I found my old Etch A Sketch in the latest and last sort-out of my house. (It--The house's gone now, lost to foreclosure.)
"My Etch a Sketch was a constant source of frustration," says my friend Lis (We've known each other since second grade). "To make diagonal lines, you had to move both knobs perfectly. I couldn’t think of anything to make that consisted of squares and rectangles, so I just filed it in my junk pile."
Teri, the Cheeky Librarian, didn't have one.
"No, I did not have an Etch a Sketch--we equated that to being rich, for some reason, as in the rich relatives had one of those.," Teri says. "Always asked for one, not sure what the cost was or the reason why mom didn't get us one (she was good in providing our other needs), and Dad, he was probably just clueless.
"I saw an app that would turn my iPad into one (I think it was a joke), but I am past the 'want' now, I guess. I remember figuring out how to do curved lines on my cousin's, and the sense of accomplishing something unique."
Ree, who is in his 80s, was an adult by the time the toy came out. "I've only played with it once in awhile. It belonged to the neighbors' kids." Ree says that in his family children were not given "individual toys," but rather played with board games like Monopoly and Chinese checkers. "Family toys," he says.
My two sons played with my Etch a Sketch, but not often. Maybe it did not engage them? They had so many other things--Gameboys and electronic toys, as well as Legos and blocks and building toys of all sorts.
I asked Younger Son about this when I saw him the other day, and he surprised me with his answer: "It's too restricting. You always had to make lines."

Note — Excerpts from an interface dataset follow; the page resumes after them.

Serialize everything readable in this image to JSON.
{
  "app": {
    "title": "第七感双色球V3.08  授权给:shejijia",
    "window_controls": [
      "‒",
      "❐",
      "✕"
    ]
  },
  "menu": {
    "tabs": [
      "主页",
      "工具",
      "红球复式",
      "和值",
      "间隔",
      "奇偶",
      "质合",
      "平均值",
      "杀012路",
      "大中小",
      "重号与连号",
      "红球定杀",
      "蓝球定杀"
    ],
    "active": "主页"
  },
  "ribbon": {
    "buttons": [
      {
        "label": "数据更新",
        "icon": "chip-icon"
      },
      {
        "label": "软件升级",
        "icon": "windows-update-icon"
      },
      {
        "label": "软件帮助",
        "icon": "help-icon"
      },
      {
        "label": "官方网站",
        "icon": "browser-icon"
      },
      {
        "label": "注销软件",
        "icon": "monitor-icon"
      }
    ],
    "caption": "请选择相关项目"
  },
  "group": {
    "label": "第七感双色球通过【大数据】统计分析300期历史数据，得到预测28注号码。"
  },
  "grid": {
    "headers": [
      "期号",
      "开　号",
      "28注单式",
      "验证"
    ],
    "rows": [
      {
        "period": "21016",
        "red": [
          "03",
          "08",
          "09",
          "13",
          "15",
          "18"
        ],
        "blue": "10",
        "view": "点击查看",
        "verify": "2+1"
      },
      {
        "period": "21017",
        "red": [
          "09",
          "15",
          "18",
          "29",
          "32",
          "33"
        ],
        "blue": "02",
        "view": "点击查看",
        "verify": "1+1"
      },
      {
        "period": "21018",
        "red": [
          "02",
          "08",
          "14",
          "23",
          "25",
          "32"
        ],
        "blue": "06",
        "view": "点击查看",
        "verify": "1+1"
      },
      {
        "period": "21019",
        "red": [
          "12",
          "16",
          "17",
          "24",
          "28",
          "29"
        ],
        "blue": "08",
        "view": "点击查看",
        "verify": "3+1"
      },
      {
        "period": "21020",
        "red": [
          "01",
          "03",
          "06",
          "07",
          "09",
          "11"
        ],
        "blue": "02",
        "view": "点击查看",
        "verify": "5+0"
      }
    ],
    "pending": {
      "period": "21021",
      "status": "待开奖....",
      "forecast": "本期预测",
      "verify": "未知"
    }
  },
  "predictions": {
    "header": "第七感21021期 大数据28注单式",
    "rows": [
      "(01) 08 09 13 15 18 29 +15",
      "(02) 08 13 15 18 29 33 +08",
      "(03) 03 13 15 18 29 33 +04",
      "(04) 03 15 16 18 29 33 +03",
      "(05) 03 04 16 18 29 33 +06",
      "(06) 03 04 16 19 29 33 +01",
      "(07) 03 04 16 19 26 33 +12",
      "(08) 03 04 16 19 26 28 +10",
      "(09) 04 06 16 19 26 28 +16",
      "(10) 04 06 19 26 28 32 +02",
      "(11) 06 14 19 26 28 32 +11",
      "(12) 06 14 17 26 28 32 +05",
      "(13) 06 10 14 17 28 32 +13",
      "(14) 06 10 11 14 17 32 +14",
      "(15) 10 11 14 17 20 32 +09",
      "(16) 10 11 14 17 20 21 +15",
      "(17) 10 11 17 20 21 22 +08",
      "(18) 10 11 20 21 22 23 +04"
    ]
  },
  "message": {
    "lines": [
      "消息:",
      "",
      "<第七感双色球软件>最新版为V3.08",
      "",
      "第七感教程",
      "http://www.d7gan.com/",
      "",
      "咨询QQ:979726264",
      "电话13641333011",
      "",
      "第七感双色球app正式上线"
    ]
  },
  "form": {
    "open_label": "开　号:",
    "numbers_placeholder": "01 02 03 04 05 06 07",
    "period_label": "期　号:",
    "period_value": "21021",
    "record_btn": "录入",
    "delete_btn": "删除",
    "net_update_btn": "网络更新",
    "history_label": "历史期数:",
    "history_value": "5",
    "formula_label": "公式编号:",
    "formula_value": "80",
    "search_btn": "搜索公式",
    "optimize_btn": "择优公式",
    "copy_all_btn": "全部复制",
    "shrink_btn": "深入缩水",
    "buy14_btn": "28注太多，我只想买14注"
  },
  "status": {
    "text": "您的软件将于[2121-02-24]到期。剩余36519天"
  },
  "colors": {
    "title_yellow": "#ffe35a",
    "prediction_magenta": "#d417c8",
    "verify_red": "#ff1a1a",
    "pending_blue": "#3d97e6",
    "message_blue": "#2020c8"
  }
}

Did you have one of these classic toys? If so, do you have any stories to share? Please post a comment below. Thanks, Jeanne
For the details: Etch a Sketch
@ jeanne marie sather 2013.